• [AIM OF THE EXERCISE]:
When you spot the word "selected" in a line of the data below, copy that line.

• [SUPPLIED RECORDS]:

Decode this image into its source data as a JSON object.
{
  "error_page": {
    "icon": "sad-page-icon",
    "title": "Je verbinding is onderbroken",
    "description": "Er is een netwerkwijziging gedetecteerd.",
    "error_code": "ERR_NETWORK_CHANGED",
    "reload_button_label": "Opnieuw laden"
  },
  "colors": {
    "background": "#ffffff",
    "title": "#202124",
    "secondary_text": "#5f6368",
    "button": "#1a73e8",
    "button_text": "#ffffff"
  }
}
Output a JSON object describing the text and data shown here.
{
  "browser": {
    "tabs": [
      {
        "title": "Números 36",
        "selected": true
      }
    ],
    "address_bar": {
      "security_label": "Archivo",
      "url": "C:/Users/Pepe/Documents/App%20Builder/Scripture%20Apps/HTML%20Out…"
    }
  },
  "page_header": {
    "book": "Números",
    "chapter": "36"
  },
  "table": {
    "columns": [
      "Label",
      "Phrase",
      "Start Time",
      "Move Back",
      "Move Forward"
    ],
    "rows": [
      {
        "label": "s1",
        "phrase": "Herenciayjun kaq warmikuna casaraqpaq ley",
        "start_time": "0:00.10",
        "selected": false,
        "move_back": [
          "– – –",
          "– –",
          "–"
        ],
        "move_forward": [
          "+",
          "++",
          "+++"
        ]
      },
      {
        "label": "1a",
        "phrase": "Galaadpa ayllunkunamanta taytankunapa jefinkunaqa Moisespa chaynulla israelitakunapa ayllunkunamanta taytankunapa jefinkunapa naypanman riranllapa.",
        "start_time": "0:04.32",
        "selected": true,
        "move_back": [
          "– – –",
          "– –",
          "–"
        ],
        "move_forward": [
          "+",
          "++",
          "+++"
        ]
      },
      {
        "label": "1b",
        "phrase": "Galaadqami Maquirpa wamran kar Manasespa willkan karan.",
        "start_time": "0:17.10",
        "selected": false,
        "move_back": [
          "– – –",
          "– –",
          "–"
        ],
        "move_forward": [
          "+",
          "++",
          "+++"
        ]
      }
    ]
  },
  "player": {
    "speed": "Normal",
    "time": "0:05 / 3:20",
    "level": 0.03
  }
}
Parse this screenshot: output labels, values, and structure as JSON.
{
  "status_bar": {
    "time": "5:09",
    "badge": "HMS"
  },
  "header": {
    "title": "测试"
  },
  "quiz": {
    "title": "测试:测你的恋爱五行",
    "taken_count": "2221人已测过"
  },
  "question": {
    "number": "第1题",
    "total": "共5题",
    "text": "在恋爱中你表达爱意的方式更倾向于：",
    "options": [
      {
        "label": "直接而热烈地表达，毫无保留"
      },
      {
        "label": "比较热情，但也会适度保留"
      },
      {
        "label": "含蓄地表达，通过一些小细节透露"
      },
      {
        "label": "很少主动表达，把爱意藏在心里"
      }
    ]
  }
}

• [EXERCISE RESPONSE]:
        "selected": true
        "selected": false,
        "selected": true,
        "selected": false,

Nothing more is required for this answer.